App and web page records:
========================

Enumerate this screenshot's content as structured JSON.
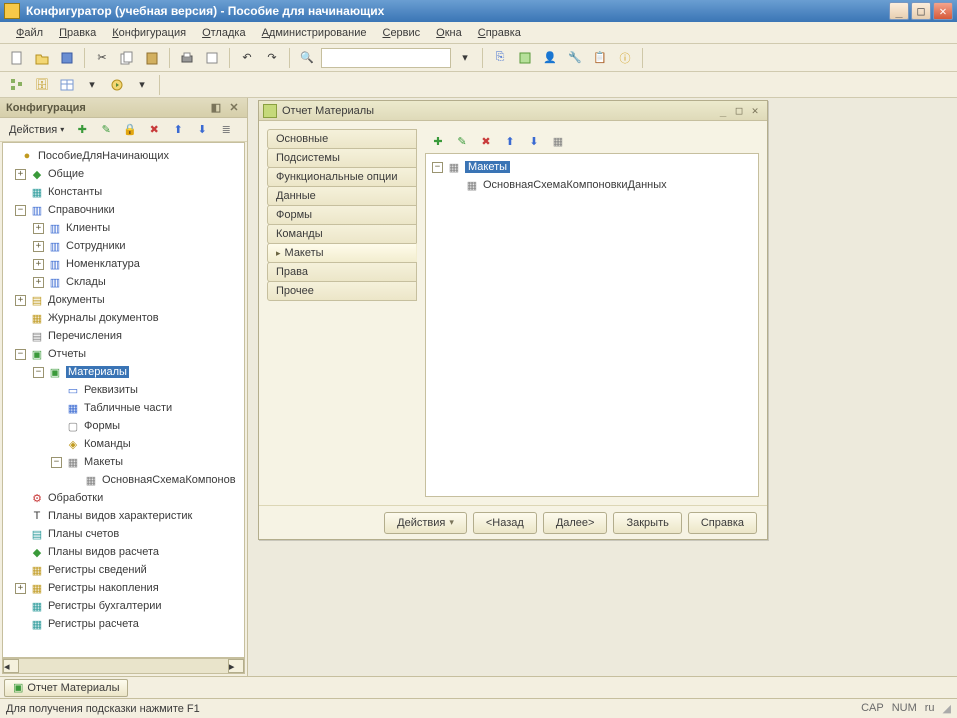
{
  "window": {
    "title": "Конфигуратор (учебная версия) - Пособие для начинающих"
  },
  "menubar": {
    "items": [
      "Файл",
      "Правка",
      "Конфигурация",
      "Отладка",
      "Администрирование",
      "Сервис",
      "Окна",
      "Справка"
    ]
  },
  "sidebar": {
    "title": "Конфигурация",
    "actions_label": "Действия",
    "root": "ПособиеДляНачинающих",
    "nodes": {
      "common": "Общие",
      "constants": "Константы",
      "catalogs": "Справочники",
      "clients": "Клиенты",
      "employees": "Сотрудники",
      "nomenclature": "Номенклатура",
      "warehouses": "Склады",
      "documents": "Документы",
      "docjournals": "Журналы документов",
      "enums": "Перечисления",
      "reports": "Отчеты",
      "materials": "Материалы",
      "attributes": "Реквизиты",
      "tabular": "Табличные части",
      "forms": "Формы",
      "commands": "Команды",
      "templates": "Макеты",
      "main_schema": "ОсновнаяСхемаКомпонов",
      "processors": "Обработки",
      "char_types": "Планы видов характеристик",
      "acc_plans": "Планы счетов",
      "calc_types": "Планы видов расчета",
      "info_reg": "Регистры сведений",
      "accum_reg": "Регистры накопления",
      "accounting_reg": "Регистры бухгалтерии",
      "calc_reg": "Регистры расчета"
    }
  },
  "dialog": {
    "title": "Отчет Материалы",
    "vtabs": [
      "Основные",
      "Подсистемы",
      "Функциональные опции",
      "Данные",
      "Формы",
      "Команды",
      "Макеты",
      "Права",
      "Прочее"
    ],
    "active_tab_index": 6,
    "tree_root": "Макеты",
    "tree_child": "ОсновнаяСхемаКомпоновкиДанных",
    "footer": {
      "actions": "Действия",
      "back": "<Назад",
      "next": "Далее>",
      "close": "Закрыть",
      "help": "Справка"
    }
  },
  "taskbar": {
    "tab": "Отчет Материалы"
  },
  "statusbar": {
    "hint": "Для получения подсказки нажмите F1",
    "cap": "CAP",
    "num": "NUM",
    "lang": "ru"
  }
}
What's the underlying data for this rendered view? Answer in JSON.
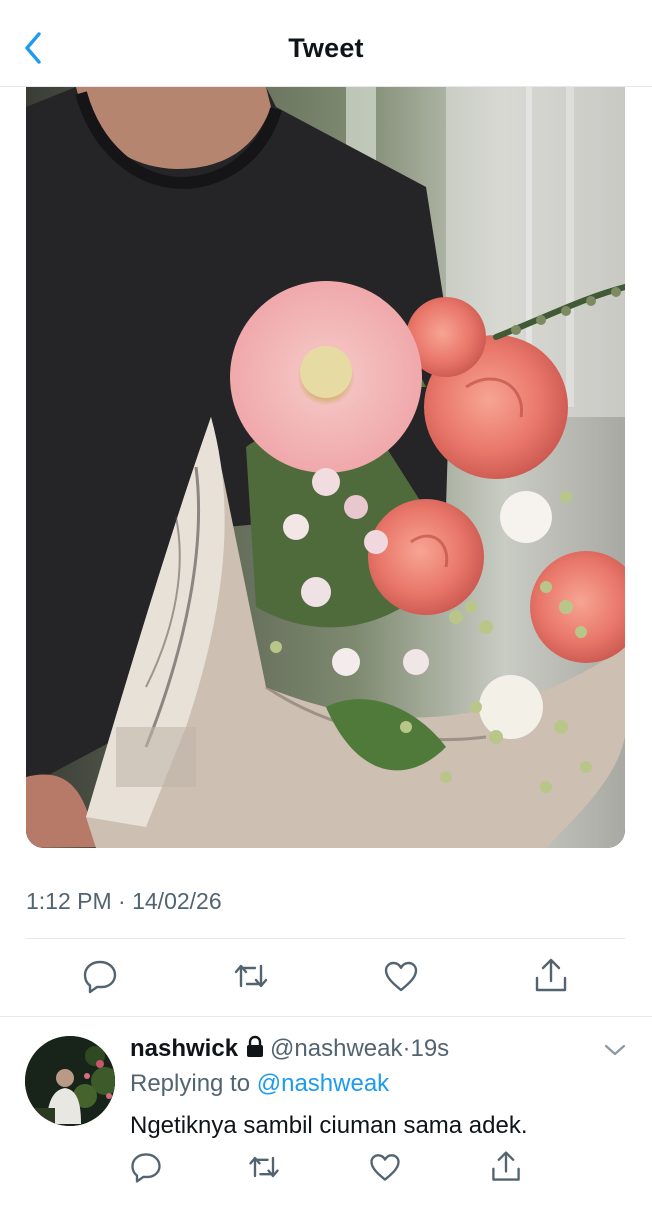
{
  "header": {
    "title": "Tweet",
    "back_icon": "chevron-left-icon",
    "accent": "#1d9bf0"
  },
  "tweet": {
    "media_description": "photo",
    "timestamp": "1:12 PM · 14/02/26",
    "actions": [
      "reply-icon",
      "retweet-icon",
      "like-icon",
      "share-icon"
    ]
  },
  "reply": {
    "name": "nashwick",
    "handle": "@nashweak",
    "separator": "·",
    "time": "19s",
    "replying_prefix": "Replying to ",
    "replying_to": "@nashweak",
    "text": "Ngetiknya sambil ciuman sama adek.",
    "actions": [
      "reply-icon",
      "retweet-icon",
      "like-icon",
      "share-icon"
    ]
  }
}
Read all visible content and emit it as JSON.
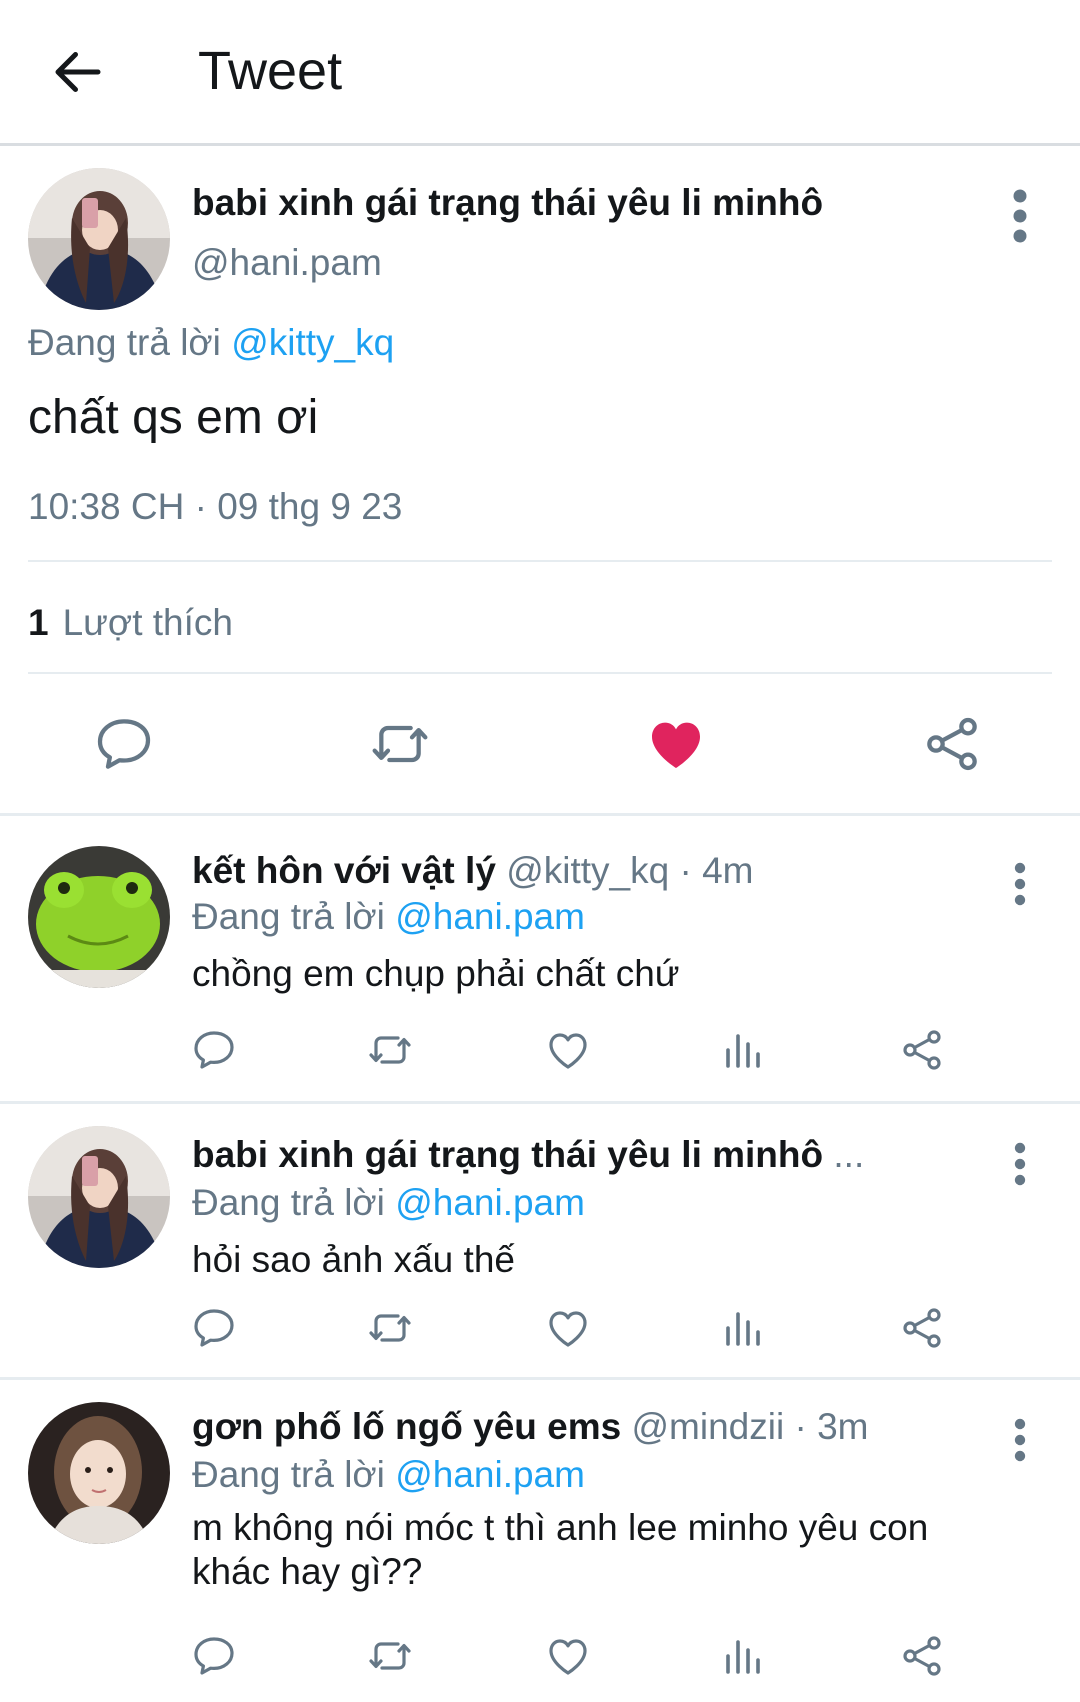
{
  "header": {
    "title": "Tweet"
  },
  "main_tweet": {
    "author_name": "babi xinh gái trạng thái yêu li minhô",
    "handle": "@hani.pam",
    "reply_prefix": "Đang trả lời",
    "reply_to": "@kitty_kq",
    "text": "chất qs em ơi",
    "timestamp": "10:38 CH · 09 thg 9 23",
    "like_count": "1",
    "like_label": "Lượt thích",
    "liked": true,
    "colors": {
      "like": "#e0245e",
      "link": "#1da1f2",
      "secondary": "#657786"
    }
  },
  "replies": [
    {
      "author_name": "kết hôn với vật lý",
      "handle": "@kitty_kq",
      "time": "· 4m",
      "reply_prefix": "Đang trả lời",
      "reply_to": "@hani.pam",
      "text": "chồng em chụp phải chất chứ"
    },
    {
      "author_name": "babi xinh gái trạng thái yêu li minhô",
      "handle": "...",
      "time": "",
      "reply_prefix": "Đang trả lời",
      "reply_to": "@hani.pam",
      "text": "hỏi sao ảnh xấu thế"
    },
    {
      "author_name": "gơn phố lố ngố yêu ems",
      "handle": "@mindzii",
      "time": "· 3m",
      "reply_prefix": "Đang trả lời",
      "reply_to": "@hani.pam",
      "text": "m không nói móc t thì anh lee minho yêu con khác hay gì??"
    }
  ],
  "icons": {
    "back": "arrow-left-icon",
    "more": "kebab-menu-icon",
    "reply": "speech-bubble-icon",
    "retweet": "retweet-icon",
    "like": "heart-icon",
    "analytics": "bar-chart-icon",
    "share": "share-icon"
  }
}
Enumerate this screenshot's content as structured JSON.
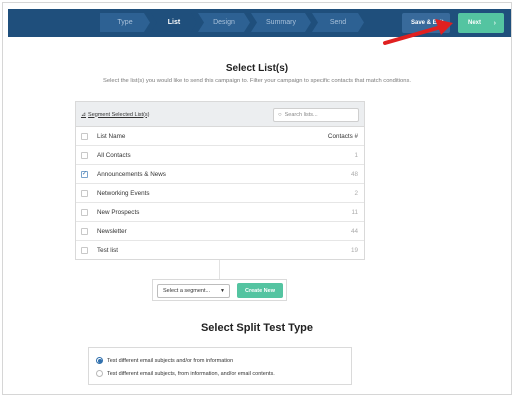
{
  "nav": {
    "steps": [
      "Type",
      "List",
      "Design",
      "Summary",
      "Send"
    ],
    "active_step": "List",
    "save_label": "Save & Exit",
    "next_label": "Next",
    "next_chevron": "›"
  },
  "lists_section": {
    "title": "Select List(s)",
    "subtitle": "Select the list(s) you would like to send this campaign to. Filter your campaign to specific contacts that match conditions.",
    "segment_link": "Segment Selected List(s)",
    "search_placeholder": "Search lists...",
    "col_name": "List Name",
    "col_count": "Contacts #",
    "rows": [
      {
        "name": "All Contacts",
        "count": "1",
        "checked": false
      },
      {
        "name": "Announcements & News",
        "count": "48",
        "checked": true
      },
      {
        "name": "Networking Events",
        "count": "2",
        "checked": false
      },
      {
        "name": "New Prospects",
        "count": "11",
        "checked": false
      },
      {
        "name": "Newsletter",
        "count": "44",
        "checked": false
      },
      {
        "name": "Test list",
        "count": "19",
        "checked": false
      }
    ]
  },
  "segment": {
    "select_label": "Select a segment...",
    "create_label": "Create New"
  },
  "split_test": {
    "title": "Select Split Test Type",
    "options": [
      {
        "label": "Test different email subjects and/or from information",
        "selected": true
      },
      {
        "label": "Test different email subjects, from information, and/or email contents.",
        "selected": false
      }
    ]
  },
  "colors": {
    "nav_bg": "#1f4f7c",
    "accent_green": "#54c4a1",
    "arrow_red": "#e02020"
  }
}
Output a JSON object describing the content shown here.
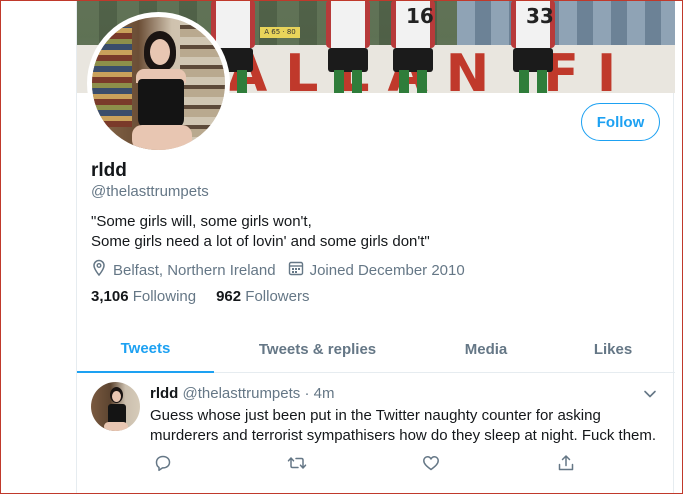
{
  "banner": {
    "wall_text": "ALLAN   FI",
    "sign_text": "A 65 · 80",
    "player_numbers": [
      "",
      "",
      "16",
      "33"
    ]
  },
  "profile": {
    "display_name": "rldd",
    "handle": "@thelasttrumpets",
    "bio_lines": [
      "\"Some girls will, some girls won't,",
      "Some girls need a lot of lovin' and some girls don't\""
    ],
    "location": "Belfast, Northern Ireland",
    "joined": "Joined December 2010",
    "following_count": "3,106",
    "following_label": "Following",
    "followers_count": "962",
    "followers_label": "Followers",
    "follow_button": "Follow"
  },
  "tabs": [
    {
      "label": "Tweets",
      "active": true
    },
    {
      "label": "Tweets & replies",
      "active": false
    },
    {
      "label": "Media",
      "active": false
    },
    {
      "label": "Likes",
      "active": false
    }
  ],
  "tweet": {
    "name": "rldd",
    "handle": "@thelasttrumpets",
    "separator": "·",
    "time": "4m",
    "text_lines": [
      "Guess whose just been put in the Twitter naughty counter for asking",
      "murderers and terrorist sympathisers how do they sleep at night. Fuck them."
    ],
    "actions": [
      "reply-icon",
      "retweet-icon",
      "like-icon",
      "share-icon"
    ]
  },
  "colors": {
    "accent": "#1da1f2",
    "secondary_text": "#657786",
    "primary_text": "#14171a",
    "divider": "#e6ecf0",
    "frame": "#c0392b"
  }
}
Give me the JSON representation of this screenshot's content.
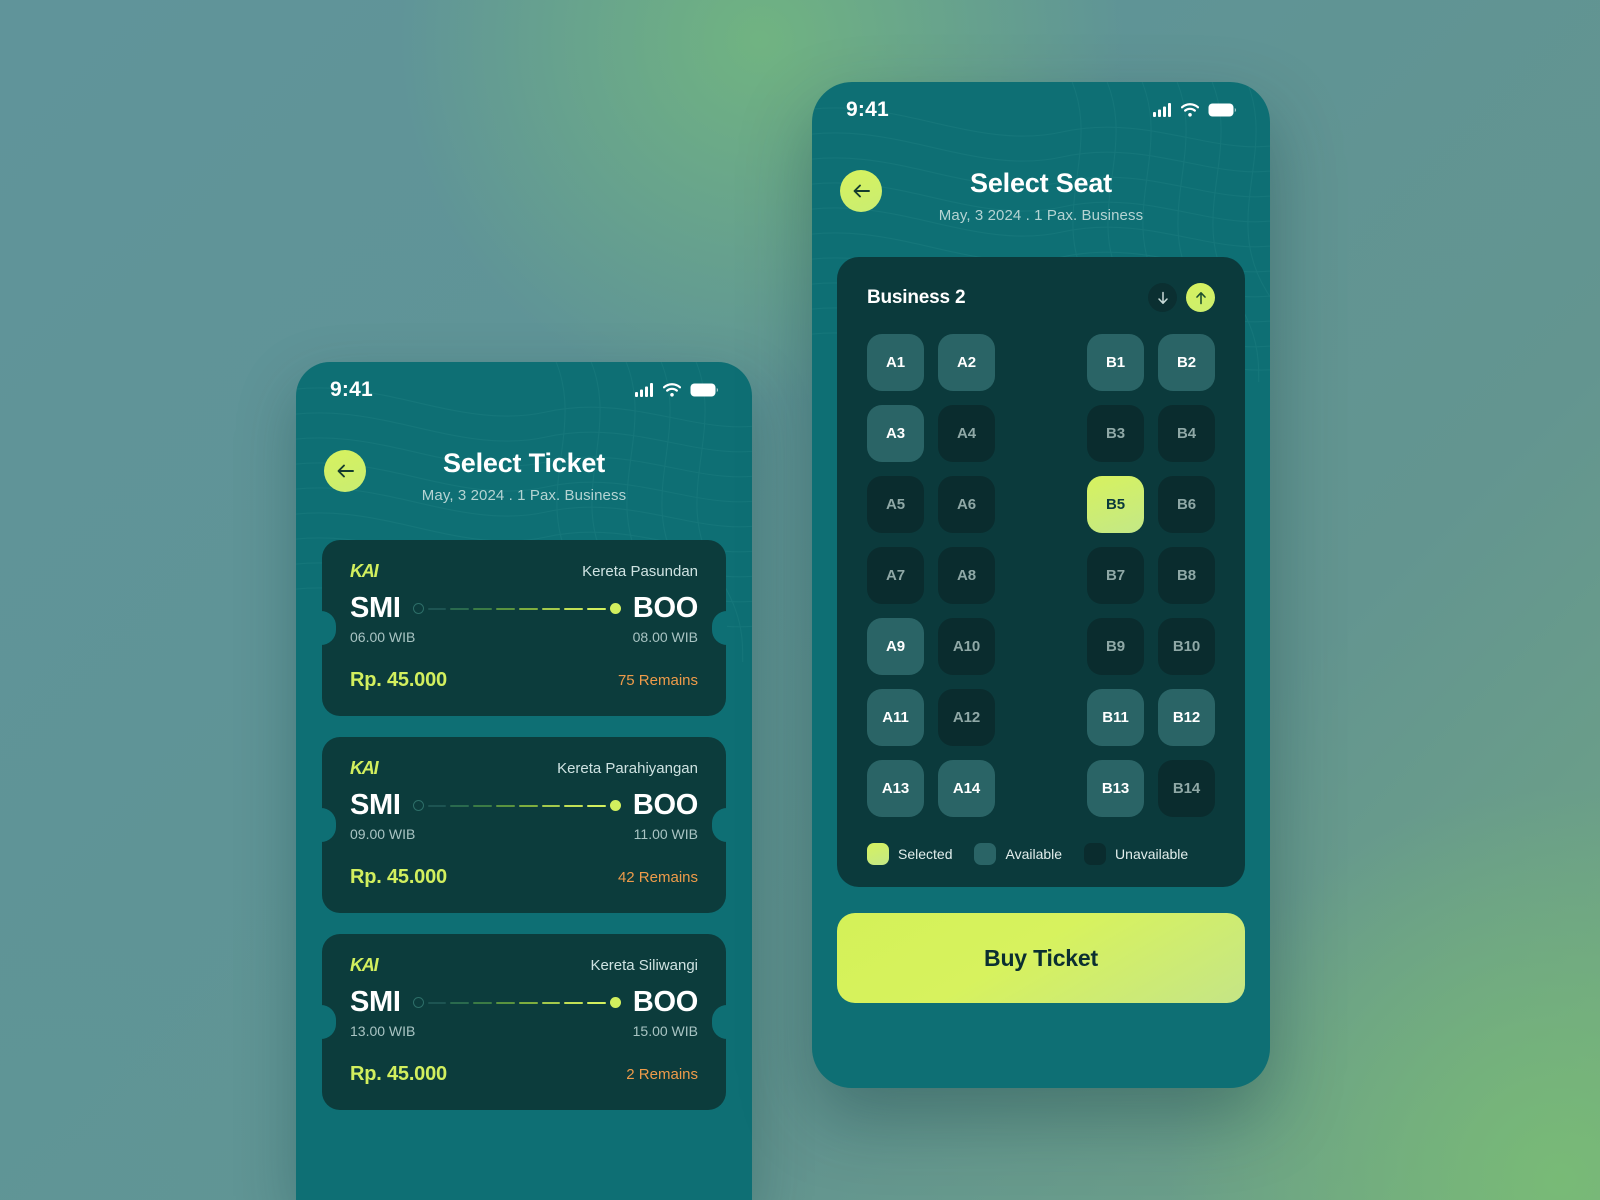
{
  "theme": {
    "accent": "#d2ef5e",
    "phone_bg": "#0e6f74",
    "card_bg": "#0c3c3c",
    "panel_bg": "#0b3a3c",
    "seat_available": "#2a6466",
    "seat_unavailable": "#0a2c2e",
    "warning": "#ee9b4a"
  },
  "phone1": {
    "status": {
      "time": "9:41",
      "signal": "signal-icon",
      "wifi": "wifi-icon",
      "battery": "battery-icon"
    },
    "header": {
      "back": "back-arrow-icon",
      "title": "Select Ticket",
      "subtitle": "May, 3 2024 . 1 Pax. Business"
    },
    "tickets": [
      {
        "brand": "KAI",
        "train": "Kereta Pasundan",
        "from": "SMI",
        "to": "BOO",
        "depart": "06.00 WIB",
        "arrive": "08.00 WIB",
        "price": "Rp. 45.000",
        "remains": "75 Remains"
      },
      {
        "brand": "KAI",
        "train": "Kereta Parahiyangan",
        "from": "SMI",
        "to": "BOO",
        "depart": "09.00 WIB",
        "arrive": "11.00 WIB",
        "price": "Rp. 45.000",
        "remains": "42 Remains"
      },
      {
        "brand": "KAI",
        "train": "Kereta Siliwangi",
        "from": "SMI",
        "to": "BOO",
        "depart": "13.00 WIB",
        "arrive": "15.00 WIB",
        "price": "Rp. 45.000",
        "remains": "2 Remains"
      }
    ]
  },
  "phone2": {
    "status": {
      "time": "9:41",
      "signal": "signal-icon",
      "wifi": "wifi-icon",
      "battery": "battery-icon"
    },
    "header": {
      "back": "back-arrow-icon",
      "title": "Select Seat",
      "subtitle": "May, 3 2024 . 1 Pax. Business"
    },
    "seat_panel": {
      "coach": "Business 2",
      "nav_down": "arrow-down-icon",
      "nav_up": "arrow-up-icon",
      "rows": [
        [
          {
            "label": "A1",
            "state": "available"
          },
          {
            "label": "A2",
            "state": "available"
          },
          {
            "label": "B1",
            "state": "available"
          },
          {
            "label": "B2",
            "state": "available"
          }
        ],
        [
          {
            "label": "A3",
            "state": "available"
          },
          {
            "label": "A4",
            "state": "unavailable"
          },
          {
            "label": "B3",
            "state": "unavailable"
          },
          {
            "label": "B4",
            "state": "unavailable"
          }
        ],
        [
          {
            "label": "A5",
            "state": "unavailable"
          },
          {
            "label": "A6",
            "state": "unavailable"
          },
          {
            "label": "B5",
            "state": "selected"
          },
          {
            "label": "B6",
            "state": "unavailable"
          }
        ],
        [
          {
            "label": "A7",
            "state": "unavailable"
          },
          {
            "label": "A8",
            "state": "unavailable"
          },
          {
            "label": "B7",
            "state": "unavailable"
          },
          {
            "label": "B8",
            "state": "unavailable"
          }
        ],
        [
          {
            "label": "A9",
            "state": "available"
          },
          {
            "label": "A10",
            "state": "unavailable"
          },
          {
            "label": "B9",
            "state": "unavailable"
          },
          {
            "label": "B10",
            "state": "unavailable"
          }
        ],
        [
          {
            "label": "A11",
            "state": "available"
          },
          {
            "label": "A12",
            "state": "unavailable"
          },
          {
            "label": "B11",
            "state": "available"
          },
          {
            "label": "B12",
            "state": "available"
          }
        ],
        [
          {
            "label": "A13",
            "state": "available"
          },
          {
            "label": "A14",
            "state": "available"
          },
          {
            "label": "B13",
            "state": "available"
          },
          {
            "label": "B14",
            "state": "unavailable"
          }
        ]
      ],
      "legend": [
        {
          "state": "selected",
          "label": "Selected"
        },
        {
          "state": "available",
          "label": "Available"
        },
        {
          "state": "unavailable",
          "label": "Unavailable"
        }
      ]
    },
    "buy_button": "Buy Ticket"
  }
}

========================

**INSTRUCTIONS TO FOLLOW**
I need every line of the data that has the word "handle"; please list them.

**EXERCISE RESULT**
    "handle": "@nashweak",
    "handle": "@hani.pam",
      "handle": "@kitty_kq",
      "handle": "...",
      "handle": "@mindzii",
    "handle": "@thelasttrumpets",
    "handle": "@thelasttrumpets",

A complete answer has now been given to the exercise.